These feelings are completely normal. But figuring out what to make of them and what to do because of them is where the challenge comes in.
As I see it, you have three options:
1. Stay Where You Are
When referencing your boyfriend, you said:
• You love him with all that you have.
• He’s the most kind, loving person you’ve ever met.
• He’s the love of your life and the man of your dreams.
And that was just in the first paragraph.
The two of you have been together a long time, especially given your (young) age. And despite your deep connection, it was inevitable you’d hit a stretch where things felt a little off. Every couple goes through their own form of this at some point.
And oftentimes, these rough patches are rooted in complacency.
You settle into a routine, and without knowing it, you fall into a rut. And the more you take things for granted, the more you lose sight of what’s made your relationship special.
The best way to reverse this is through gratitude. It’s complacency’s kryptonite.
It’s clear you have no problem expressing how much you love your boyfriend. But why do you love him? What do you love about him? What are the things he does, both big and small, that make him the man of your dreams?
Answer as specifically as possible, because it’s the details that will remind you what’s important and to appreciate what your boyfriend means to you.
When you’re grateful for what you have, you’ll stop worrying about what you don’t.
2. Go It Alone
Based on your above declarations of love, I hesitated to include this section. It’s hard to imagine you being happier without your boyfriend than you are with him.
That said, it could happen. Only the lucky few high school sweethearts have an interminable shelf life.
You’ve been in a relationship since you were 14, meaning you only got to experience a sliver of the highs, lows and outright disasters of teenage and young adult romance.
And the view of your future has always filtered through a couple’s prism, not your own.
You’re also still only 23, an age at which most people are trying to figure out what they want.
So it’s only natural for you to wonder what you might’ve missed out on or what you could be missing out on going forward.
Of course, there’s this inescapable excerpt from your submission:
“Without my boyfriend, I lose my best friend.

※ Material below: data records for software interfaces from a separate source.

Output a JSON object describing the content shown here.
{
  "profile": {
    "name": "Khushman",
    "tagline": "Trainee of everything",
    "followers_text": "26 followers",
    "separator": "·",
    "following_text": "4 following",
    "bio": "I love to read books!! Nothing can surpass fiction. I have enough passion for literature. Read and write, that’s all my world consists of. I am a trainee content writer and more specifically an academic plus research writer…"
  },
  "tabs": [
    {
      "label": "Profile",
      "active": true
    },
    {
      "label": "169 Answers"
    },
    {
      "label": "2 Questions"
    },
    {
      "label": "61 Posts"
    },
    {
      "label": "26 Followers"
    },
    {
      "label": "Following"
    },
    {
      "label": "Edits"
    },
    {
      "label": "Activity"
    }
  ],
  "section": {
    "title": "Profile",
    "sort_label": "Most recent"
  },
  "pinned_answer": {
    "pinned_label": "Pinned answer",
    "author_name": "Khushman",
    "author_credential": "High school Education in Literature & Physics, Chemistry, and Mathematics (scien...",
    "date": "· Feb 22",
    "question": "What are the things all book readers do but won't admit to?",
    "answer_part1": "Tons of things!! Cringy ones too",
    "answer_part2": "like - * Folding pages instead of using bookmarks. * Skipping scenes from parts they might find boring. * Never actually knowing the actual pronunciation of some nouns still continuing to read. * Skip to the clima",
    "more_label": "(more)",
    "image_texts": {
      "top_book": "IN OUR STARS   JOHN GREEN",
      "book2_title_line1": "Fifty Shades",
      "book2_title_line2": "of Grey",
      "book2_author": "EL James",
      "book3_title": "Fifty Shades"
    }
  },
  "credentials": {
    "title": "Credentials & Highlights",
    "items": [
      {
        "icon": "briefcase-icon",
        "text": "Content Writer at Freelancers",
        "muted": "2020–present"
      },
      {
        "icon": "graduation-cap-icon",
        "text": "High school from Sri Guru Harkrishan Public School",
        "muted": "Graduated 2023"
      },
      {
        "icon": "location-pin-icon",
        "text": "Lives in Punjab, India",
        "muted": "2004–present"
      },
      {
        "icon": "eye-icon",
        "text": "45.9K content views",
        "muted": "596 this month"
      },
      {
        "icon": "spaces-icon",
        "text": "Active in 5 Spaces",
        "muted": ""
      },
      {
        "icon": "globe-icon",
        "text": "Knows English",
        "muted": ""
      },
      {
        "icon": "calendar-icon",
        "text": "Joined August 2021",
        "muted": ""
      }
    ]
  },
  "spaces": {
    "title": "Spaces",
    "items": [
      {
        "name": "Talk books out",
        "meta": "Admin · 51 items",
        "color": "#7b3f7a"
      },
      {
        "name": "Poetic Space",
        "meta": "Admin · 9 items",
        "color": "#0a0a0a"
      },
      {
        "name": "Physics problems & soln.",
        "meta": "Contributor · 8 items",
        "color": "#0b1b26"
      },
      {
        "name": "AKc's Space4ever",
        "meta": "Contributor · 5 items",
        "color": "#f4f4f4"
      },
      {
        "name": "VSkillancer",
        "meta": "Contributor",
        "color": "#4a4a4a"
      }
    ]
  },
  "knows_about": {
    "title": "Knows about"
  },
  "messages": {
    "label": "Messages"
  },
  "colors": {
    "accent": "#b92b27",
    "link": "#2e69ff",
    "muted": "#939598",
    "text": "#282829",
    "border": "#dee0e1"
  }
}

Without him, I don’t have a place to go. Without him, I have no cure for my back. Without him, I know I will go hungry some nights. Without him, I don’t know what to do with myself.”
I’m not about to say you should disregard those realities and follow your heart out the door.
But what I will say is that you shouldn’t be afraid to bet on yourself.
After extensive soul-searching, if you decide you really need/want to go it alone for a bit, don’t let anything stand in your way.
Too often people stunt their growth because they sell themselves short. They’re convinced that the mountain is too steep, their will is too weak and the solutions are too incomplete.
But when you can find the nerve to start putting one foot in front of the other, you’d be surprised by what you can accomplish.
3. Spread Your Wings
This doesn’t have to be an all-or-nothing proposition.
It’s possible for you to stay in this relationship while also building a life of your own. It’s what the healthiest couples do.
For starters, what about making your own friends? I know you said that’s never been your strong suit, but you’re not the same person you were before. And all it takes is one connection to open up a whole new world.
Beyond that, what about a hobby? What do you like to do? What do you like to do that your boyfriend doesn’t? Is there a class you’d want to take or an activity you’d enjoy?
Right now, everything you have runs through your boyfriend — your living arrangement, your family, your social life. And that makes it almost impossible for you to individuate. Which has led to this identity crisis.
But you have the power to change that.
You can meet new people and experiment with new experiences. And you can do it all on your own.
The best of both worlds are within your reach. And that balance they bring will be best for you — and your relationship — in the long run.
Action is Power
If you want to become a better communicator, decision-maker and risk-taker while also boosting your overall happiness, check out my video, “5 Strategies That Will Make You Unstoppable.”